- Task brief: Return the lines of the data below in which the string "avatar" occurs.

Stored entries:
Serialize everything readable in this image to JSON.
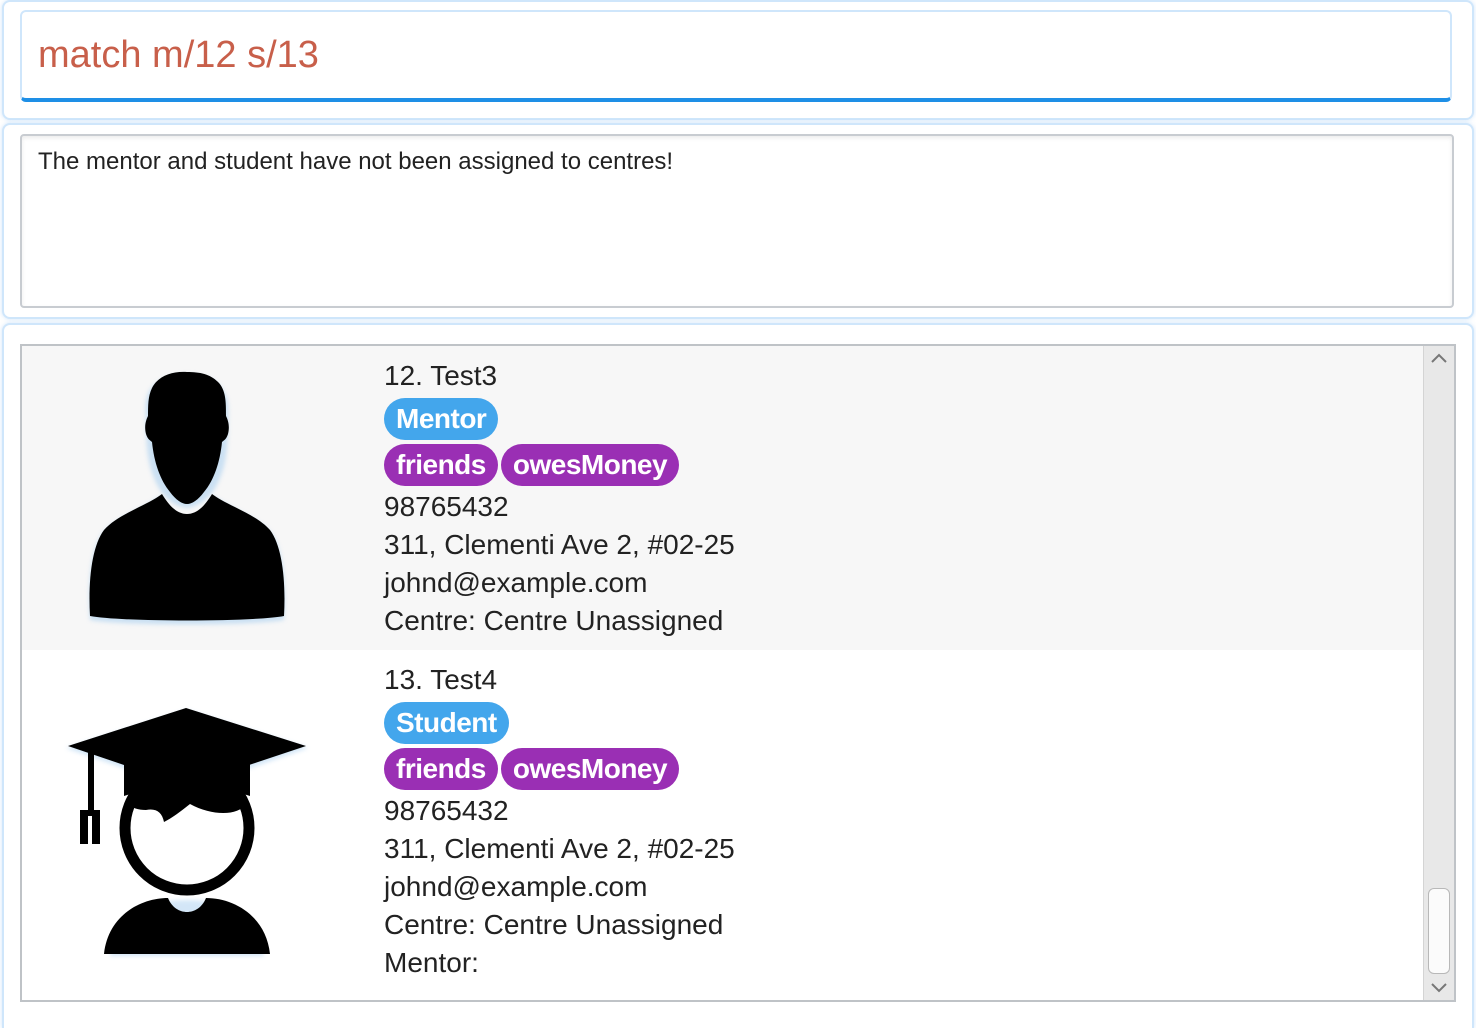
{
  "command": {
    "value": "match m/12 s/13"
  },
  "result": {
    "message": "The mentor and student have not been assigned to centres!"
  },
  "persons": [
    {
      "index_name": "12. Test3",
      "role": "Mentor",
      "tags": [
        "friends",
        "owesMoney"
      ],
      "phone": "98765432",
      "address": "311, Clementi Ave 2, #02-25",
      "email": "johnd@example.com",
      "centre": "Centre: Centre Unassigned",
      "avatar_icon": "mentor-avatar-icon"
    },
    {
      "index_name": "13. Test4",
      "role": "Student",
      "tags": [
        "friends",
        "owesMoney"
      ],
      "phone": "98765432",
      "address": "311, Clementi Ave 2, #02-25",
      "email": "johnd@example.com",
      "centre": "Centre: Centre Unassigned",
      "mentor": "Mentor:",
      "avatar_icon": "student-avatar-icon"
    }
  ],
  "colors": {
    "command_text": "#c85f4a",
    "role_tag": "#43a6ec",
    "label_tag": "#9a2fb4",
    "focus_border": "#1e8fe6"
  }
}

- Answer for the task:
      "avatar_icon": "mentor-avatar-icon"
      "avatar_icon": "student-avatar-icon"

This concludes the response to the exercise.